I don’t want to derail All Star weekend before it even begins, but we should probably get this out of the way before the fun stuff happens.
A new report from Bloomberg says the Islanders could play 12 homes games at Nassau Coliseum next season with an announcement possibly coming as early as Monday from the governor himself.
Here’s the lede to Scott Soshnick and Eben Novy-Williams’s story:
The New York Islanders will play 12 home games next season at the renovated Nassau Veterans Memorial Coliseum, rekindling ties with Long Island fans ahead of a move back from Brooklyn, according to people familiar with the matter.
The remaining 29 matchups will be played at the Islanders’ home of the past three years, the Barclays Center in Brooklyn, said the people, who asked not to be identified discussing private information. Both venues are owned by Russian billionaire Mikhail Prokhorov’s Brooklyn Sports & Entertainment.
If the Coliseum games are successful, the team could split time evenly between Barclays and Nassau in the following seasons until construction is completed on the Islanders’ new home in Elmont, New York, the people said. An announcement with Governor Andrew Cuomo is likely to be made on Monday, they said.
You can read the rest here, but the big take away is that what we expected to be a full 2018-19 season at Barclays Center will now apparently involve Nassau Coliseum, an arena the NHL’s commissioner said just months ago that was “not suitable for NHL hockey.” Gary Bettman, Islanders co-owner Jon Ledecky, Barclays CEO Brett Yormark and whoever accompanied them at a recent tour of the newly tin-foiled 47-year-old building must have seen or negotiated something that changed their minds in the last few weeks.
Newsday’s Jim Baumbach reported this week that the team and its current arena landlords have been nearing an agreement on some games at the Coliseum and this pushes us closer still to a resolution. Could be Monday, could be another day. Who knows. The deadline for the Islanders and Barclays to have an extension or exercise their opt-out clause is Wednesday, the 31st.
I’ve been pretty vocal about thinking this is a bad idea, that will make the already intricate scheduling of a National Hockey League season exponentially more complicated. How would season tickets work? How do teams visiting to play the Islanders feel about this? Will the Barclays people - who now manage the Coliseum - have to lay out money to make it comfortable as a pro arena and, if so, how does that work into their financial projections? I mean, these are the same guys who made an “iron clad” deal with Charles Wang that, a year later, was suddenly so untenable that they decided to push the Islanders back to Nassau County. Do they really think they’ll get 13,000 people a game? Do they care that the concourse is still a foot-and-a-half wide? And how will it affect the already lousy attendance in Brooklyn?
Jesus Christ, what a mess.

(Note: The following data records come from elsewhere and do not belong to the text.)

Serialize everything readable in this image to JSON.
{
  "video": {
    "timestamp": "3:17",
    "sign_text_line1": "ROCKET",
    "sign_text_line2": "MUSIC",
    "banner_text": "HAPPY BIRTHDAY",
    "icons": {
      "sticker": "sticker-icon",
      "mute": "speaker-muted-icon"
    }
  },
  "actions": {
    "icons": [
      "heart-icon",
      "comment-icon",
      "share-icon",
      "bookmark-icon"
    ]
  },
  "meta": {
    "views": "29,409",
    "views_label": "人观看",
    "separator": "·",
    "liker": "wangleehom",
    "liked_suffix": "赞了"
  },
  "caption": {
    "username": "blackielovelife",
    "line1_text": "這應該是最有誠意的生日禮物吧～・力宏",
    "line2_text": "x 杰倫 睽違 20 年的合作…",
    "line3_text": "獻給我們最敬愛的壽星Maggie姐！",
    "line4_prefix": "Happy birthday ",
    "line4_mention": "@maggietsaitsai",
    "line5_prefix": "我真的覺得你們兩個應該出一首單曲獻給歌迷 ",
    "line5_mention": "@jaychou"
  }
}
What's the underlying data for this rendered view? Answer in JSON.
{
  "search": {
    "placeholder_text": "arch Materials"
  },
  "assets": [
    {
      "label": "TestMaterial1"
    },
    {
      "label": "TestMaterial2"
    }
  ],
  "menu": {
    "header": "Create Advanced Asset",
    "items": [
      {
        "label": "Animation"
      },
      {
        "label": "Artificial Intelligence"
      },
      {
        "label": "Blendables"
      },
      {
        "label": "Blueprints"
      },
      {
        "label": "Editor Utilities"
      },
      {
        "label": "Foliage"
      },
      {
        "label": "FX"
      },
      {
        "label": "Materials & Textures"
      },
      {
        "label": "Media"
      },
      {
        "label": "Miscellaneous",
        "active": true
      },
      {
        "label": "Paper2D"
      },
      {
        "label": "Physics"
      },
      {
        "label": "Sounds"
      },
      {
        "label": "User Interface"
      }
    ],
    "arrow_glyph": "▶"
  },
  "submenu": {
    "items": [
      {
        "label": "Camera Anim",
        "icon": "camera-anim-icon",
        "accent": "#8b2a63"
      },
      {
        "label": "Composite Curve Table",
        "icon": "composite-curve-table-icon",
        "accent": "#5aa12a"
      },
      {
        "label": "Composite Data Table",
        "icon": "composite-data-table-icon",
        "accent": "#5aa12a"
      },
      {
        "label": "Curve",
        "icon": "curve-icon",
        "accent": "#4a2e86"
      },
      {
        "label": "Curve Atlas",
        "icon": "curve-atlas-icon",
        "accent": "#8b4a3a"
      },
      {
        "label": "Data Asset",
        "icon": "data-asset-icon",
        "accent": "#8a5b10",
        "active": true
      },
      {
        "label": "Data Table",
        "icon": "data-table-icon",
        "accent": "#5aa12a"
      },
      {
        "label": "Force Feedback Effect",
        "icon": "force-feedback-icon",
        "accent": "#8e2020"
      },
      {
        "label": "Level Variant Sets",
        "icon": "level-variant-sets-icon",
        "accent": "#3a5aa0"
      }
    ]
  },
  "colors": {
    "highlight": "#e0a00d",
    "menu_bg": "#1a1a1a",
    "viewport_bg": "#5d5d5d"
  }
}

And I haven’t even mentioned that whole John Tavares thing.
So, in the words of Mr. Horse, “No sir, I don’t like it.” But maybe we’ll get some answers soon that don’t make it sound like the cockamamie pratfall it looks like it could end up being.